Sulki & Min are diligent and discerning archivists of their own work. Their website currently presents 538 different works from 2001 to the present. These “outcomes” include “books and non-books, posters, printed ephemera, websites, periodicals, identity systems, installations, videos, environmental graphics, typefaces, exhibitions, performances, and miscellaneous items.” For older web-based works, Sulki & Min provide links to self-hosted “archived websites” since the original sites, fetched from the clients’ servers, are no longer available due to a later redesign—or maybe a forgetfulness in paying the hosting bill. In this way, Sulki & Min take ownership over a project once it is “over.” And in place of photographic documentation of their print projects, common for portfolio websites, Sulki & Min often present screenshots of the “score,” the images created on-screen before being sent off to be “realized.” Designers frequently let their clients act as the primary distributors of their work, but Sulki & Min take matters into their own hands. Through carefully presenting and preserving their work, they equally serve as distributors, especially for distant audiences.

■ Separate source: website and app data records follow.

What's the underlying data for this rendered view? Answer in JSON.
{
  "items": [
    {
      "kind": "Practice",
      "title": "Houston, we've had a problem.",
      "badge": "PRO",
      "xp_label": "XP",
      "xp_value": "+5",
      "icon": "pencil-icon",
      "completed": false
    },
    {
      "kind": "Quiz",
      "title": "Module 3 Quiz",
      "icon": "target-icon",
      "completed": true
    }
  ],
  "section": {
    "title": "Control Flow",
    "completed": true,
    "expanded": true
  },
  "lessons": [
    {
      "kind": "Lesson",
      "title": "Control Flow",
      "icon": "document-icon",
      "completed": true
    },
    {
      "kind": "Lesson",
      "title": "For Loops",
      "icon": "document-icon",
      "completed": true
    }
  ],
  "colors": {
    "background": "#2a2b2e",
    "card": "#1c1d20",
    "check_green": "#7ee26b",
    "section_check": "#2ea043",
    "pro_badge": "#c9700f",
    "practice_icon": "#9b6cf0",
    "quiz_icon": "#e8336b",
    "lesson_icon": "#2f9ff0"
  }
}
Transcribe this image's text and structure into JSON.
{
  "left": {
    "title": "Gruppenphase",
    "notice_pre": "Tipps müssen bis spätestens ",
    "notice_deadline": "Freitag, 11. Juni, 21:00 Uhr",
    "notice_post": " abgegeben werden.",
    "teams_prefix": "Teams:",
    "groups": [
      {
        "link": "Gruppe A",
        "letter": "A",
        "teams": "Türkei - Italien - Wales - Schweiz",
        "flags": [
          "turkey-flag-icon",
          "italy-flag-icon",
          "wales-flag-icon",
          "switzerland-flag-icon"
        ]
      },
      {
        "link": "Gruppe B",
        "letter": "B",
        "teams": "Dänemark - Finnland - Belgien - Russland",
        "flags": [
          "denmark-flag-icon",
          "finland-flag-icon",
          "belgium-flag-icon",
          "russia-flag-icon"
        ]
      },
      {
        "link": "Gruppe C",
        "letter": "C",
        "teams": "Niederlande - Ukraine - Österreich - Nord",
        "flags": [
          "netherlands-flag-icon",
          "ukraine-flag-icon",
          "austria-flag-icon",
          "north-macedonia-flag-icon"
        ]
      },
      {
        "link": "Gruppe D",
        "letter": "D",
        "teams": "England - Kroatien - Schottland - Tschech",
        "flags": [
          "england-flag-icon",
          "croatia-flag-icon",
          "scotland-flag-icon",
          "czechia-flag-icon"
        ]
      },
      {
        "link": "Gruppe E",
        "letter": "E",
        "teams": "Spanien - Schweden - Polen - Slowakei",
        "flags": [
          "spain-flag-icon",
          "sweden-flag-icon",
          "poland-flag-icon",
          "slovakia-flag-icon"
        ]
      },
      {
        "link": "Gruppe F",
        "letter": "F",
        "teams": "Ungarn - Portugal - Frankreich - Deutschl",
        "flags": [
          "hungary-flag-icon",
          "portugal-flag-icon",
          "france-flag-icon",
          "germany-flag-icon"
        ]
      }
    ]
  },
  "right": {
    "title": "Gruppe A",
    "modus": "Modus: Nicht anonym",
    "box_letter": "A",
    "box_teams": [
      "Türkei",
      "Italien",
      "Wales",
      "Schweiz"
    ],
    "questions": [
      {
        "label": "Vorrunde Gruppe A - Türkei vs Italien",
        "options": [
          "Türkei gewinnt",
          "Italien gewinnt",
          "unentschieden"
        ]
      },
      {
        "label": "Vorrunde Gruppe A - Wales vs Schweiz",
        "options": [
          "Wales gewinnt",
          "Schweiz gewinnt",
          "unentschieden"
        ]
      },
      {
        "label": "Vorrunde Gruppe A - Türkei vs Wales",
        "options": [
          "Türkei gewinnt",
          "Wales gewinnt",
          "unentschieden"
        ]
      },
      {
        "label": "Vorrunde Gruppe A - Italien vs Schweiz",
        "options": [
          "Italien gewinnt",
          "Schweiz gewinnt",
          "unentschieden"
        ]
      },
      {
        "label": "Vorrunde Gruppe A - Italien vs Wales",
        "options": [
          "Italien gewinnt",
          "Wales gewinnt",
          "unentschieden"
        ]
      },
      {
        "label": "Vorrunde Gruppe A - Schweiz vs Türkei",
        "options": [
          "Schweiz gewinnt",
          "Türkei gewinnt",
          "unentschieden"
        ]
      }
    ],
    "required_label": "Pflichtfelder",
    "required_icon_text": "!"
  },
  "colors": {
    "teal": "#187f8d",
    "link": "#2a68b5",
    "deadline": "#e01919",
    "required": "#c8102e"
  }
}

In their explanatory note printed on the last page of the Annual Guide, Sulki & Min note that Art Mediums is still “in development.” Usually, printed work is presented as final, so this statement made me curious: Will the typeface be updated yearly as possibilities for creating art increase through advances in technology? Will Sulki & Min eventually add these new “outcomes” to their website? Where are art mediums going from here, anyway? Sulki & Min’s evolutionary approach, although evident in all of their projects, is most embodied by their living website. Instead of simply letting their works speak to their practice, the designers encourage sustained attention from viewers, and are best understood through observation over time.